A digital strategy is only as good as the organization attempting to execute it. Companies need to do hundreds of things right to create a digital organization, but three stand out above the rest.
The first is how best to ensure momentum and success. Ideally, the CEO and senior and business line leaders will drive the digital transformation. But for some companies, especially those just beginning the journey, it may make sense to appoint a digital leader who temporarily drives and coordinates all digital activities.
The more disruptive the initiative, the more the CEO and digital leader will need to free the organization from the shackles of legacy and habit. One way to do this is to create an organizational structure for new business ideas that—consistent with what we call the “rule of level plus two”—temporarily reports two levels above its natural home to ensure support and visibility.
The second issue is the related but broader question of what to centralize and what to decentralize: where will digital resources be located within the organization and how they will be managed? The “right” answer depends on a complex interplay of forces. Either way, the CEO will need to manage the tradeoffs between standardization and experimentation and create roles and decision rights for digital activities. Many companies start with a bias toward centralization but, as the organization’s overall digital capabilities improve, digital resources eventually move to the business lines and regional businesses. When this happens, the role of the chief digital officer often disappears.
Finally, leaders must introduce agile ways of working into their organization. For traditional leaders who rose step by step along a hierarchy, agile can be disorienting. By design, agile teams are fast, cross-functional, experimental, and self- directed. It’s one thing to have a few agile pilot teams but quite another for large parts of a global organization to be agile.
The role of leaders fundamentally changes in an agile organization. They need to learn new behaviors and let go of old habits. Agile, for example, is built on employee empowerment rather than rigid hierarchy and governance. Leaders in an agile organization set the context and purpose, ensure alignment, and enable autonomy. Finding the balance between alignment and autonomy is the ultimate test of leadership during a digital transformation.
If a digital strategy is only as strong as the organization that executes it, it is likewise only as effective as the people who execute it. Talent, almost always on a CEO’s short list of top concerns, becomes even more critical during a digital transformation.
While it may be tempting to staff digital initiatives exclusively with outside hires, a more promising approach is to train current staff in digital capabilities. Several companies have created in-house academies or digital centers that train employees in specific capabilities, such as artificial intelligence and analytics, as well as in new ways of working, such as agile, that are conducive to digital activities. After training, which generally lasts a few months, these employees return to their line positions armed with new skills and new approaches. Of course, for some positions, companies may need to go outside to hire talent. But given the level of competition for employees with technology backgrounds, that should be done only selectively.

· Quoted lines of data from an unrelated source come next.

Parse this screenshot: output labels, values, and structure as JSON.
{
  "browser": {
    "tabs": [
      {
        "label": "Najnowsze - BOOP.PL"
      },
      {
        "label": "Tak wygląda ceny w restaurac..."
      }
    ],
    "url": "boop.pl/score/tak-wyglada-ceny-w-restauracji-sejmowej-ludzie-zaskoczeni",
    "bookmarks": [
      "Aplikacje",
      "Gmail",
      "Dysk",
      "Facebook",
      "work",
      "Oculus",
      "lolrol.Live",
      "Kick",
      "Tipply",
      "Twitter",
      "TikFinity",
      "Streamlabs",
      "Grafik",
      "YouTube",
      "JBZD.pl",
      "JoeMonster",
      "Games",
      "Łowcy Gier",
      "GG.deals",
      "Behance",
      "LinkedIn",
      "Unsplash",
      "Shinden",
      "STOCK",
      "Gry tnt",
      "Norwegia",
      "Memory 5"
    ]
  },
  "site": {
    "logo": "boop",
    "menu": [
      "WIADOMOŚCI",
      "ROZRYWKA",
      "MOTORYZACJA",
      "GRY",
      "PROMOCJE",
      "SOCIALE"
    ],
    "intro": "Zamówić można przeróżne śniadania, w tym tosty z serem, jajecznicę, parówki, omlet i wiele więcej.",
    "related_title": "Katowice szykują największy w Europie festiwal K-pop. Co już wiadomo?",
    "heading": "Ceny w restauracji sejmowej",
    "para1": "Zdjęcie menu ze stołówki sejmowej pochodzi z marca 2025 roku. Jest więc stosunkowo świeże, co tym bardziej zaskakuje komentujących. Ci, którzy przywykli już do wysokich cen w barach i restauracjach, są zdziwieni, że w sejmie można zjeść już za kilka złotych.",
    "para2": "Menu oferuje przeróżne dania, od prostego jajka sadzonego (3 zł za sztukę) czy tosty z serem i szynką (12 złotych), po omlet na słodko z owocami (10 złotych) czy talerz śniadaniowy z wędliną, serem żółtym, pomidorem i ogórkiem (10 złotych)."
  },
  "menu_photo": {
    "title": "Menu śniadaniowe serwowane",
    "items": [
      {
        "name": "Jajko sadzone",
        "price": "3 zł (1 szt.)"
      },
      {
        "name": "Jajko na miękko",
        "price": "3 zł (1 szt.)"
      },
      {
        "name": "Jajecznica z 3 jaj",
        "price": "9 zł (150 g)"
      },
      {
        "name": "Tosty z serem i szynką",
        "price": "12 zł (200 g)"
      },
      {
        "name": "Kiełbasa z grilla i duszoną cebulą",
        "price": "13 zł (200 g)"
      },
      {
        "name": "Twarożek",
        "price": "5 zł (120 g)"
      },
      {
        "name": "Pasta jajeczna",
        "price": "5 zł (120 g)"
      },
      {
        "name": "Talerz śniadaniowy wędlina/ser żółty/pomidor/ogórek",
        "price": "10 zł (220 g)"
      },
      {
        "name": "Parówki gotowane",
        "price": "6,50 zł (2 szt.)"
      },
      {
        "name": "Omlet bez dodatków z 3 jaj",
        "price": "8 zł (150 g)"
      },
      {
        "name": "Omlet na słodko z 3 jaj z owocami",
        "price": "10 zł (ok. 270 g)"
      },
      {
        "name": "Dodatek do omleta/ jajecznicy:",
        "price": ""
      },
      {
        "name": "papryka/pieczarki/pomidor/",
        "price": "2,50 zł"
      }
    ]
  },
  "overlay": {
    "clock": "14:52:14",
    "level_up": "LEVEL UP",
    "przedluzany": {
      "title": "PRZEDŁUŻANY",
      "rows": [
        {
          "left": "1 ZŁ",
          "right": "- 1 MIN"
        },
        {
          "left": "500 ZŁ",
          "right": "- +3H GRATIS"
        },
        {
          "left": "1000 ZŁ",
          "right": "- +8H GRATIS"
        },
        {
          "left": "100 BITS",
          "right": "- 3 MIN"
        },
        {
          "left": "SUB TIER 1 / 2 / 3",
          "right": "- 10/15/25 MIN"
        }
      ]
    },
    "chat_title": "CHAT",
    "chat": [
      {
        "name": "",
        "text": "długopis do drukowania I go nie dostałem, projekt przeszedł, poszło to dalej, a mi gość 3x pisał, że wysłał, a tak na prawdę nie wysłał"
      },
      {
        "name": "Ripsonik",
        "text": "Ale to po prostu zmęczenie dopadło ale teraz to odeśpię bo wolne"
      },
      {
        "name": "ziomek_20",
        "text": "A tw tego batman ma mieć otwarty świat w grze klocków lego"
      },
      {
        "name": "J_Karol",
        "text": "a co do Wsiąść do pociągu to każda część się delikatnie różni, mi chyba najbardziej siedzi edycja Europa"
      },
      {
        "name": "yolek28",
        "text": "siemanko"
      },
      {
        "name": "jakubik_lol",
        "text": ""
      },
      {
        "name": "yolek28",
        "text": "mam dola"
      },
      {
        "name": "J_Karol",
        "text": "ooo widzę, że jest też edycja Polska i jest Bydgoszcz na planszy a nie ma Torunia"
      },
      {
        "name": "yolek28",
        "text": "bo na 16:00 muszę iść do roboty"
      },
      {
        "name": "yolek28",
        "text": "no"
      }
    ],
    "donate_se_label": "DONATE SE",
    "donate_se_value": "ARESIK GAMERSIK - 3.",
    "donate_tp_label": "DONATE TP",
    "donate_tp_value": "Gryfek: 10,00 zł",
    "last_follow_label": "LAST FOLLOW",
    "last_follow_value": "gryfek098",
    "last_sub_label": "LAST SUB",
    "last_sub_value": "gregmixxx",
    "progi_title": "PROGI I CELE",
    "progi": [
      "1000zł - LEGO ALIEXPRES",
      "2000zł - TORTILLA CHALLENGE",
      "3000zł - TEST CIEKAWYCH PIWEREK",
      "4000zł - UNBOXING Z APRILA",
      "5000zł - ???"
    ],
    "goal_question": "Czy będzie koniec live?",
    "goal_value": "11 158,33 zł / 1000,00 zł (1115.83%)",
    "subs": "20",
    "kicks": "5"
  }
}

Conventional wisdom suggests that transformations are marathons requiring discipline and restraint. But digital transformations are different. The pace can be unrelenting. The goals may be more ambiguous than those of a traditional transformation. There may be more need for outside support. CEOs may need to act fast when fast decisions are required. They may need to act on more imperfect information than is their custom. They may need to work in ways that they view as “un-CEO-like.” But in the age of agile, CEOs can’t expect their teams to sprint if they just keep jogging.